## What you will do:
Each word in the data below should be copied exactly; the images should not.

## Source material:
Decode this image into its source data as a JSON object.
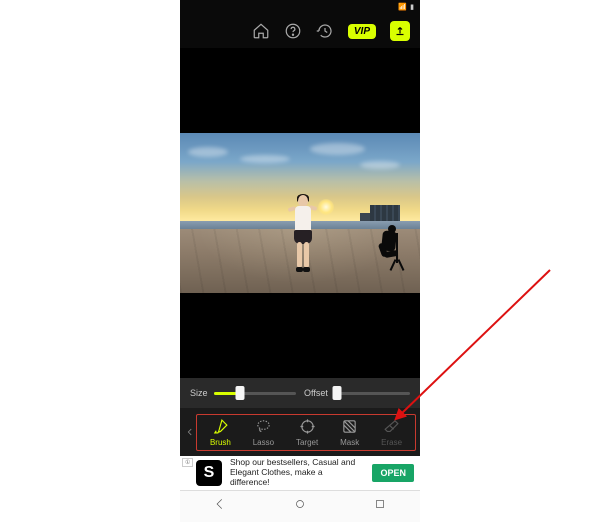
{
  "status_bar": {
    "time": "",
    "signal": "●●●",
    "battery": "▮"
  },
  "top_bar": {
    "home_icon": "home-icon",
    "help_icon": "help-icon",
    "history_icon": "history-icon",
    "vip_label": "VIP",
    "export_icon": "export-icon"
  },
  "canvas": {
    "description": "Sunset waterfront photo: girl standing center, crouching photographer with tripod on right, city skyline on horizon."
  },
  "sliders": {
    "size": {
      "label": "Size",
      "value_pct": 32
    },
    "offset": {
      "label": "Offset",
      "value_pct": 0
    }
  },
  "tools": [
    {
      "id": "brush",
      "label": "Brush",
      "icon": "brush-icon",
      "active": true,
      "disabled": false
    },
    {
      "id": "lasso",
      "label": "Lasso",
      "icon": "lasso-icon",
      "active": false,
      "disabled": false
    },
    {
      "id": "target",
      "label": "Target",
      "icon": "target-icon",
      "active": false,
      "disabled": false
    },
    {
      "id": "mask",
      "label": "Mask",
      "icon": "mask-icon",
      "active": false,
      "disabled": false
    },
    {
      "id": "erase",
      "label": "Erase",
      "icon": "erase-icon",
      "active": false,
      "disabled": true
    }
  ],
  "ad": {
    "badge": "①",
    "logo_letter": "S",
    "text_line1": "Shop our bestsellers, Casual and",
    "text_line2": "Elegant Clothes, make a difference!",
    "cta": "OPEN"
  },
  "annotation": {
    "type": "arrow",
    "color": "#d11",
    "points_to": "offset-slider / tool-row"
  }
}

## Result below:
Decode this image into its source data as a JSON object.
{
  "status_bar": {
    "time": "",
    "signal": "●●●",
    "battery": "▮"
  },
  "top_bar": {
    "home_icon": "home-icon",
    "help_icon": "help-icon",
    "history_icon": "history-icon",
    "vip_label": "VIP",
    "export_icon": "export-icon"
  },
  "canvas": {
    "description": "Sunset waterfront photo: girl standing center, crouching photographer with tripod on right, city skyline on horizon."
  },
  "sliders": {
    "size": {
      "label": "Size",
      "value_pct": 32
    },
    "offset": {
      "label": "Offset",
      "value_pct": 0
    }
  },
  "tools": [
    {
      "id": "brush",
      "label": "Brush",
      "icon": "brush-icon",
      "active": true,
      "disabled": false
    },
    {
      "id": "lasso",
      "label": "Lasso",
      "icon": "lasso-icon",
      "active": false,
      "disabled": false
    },
    {
      "id": "target",
      "label": "Target",
      "icon": "target-icon",
      "active": false,
      "disabled": false
    },
    {
      "id": "mask",
      "label": "Mask",
      "icon": "mask-icon",
      "active": false,
      "disabled": false
    },
    {
      "id": "erase",
      "label": "Erase",
      "icon": "erase-icon",
      "active": false,
      "disabled": true
    }
  ],
  "ad": {
    "badge": "①",
    "logo_letter": "S",
    "text_line1": "Shop our bestsellers, Casual and",
    "text_line2": "Elegant Clothes, make a difference!",
    "cta": "OPEN"
  },
  "annotation": {
    "type": "arrow",
    "color": "#d11",
    "points_to": "offset-slider / tool-row"
  }
}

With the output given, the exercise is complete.